“For feeling I’d lose something precious if I didn’t come to your shop. I could barely think of anything else, which isn’t a good thing in my job. But then I came and saw you,” her smile was suddenly bright enough to light the barn, “and I knew why I was here.” She held up the bauble and watched as the light inside it pulsed. “And I was right, wasn’t I?”
“So it seems. What are you going to do with it?” Rica couldn’t imagine letting the bauble leave her shop and her life. Was this what was going to happen?
“I was hoping I could leave it with you until tonight. And… would you maybe like to have dinner with me? So we could get to know each other?”
Rica found a smile of her own. “I’d like that. Around six?”
“Yes, that’d be good.” Lillian sighed, looking almost wistful. “I feel like staying here talking to you, but I’m sure you’re busy and I’d better get myself to work. I’ll see you at six.”
“I look forward to it.” Rica took the bauble from Lillian’s hand, shivering when their fingers brushed. She set it carefully back into its box but couldn’t bring herself to close the lid. That part of her had been locked away for far too long. She placed the box on the shelf behind her, and when she turned around, Lillian was gone.
And had left her phone behind.
Rica picked it up and hurried out the door with a hasty, “Excuse me just one minute,” to the waiting customers.
“Lillian!” The woman looked up from unlocking her car and Rica almost jogged to join her. “You forgot your phone.”
“No, I didn’t.” The stunning smile had a mischievous tint. “I just wanted to have you to myself for a moment.”
Rica looked at the line of people stretching across the small car park. “We’re hardly alone.”
“Alone enough,” Lillian smiled. “For a Christmas kiss.”
It was only December 13th. Days of queues and wrapping purchases, and people looking for the missing components to their lives lay still ahead of her.
She and Lillian hadn’t had dinner yet, let alone a first date.
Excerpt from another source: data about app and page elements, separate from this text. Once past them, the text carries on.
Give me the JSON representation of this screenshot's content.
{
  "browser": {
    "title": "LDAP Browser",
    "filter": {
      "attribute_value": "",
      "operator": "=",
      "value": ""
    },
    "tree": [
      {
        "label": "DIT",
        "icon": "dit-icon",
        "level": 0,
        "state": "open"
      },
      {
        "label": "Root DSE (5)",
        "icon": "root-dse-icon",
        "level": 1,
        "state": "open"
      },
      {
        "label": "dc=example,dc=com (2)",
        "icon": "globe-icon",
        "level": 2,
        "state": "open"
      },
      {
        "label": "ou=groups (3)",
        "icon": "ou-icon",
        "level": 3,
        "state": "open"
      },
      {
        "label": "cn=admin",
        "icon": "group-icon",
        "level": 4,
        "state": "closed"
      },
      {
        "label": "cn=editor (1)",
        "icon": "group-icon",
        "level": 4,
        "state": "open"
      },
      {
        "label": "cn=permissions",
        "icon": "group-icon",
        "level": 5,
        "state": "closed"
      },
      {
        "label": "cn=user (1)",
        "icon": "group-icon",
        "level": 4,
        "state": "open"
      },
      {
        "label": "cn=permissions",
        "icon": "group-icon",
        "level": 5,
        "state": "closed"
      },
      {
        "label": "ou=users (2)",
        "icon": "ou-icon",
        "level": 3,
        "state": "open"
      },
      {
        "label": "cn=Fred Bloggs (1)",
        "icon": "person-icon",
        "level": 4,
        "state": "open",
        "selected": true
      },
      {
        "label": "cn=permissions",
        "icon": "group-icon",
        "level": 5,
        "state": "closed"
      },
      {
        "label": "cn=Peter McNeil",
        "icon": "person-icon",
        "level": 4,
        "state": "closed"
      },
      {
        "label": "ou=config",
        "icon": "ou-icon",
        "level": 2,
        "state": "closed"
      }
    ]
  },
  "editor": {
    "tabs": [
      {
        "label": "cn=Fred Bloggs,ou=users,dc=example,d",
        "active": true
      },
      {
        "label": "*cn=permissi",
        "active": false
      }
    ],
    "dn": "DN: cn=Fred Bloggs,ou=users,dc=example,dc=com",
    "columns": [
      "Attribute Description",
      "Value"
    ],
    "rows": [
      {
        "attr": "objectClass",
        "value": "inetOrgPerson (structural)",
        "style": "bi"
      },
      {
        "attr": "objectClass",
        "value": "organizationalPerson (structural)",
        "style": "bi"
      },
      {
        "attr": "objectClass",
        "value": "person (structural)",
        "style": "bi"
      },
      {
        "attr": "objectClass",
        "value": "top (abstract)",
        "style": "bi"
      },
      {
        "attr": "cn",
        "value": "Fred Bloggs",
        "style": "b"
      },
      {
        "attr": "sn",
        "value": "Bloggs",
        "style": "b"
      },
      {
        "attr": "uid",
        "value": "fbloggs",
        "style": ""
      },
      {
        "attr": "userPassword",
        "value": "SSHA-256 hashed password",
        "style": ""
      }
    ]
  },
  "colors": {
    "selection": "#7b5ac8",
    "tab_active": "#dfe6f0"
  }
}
But as she looked into Lillian’s hazel eyes just before their lips touched, Rica didn’t think about any of that. The way her soul sang, and her heart sped, Christmas with all its magic had come early this year. And she’d gotten the best gift she could have asked for.
© Jackie Keswick 2018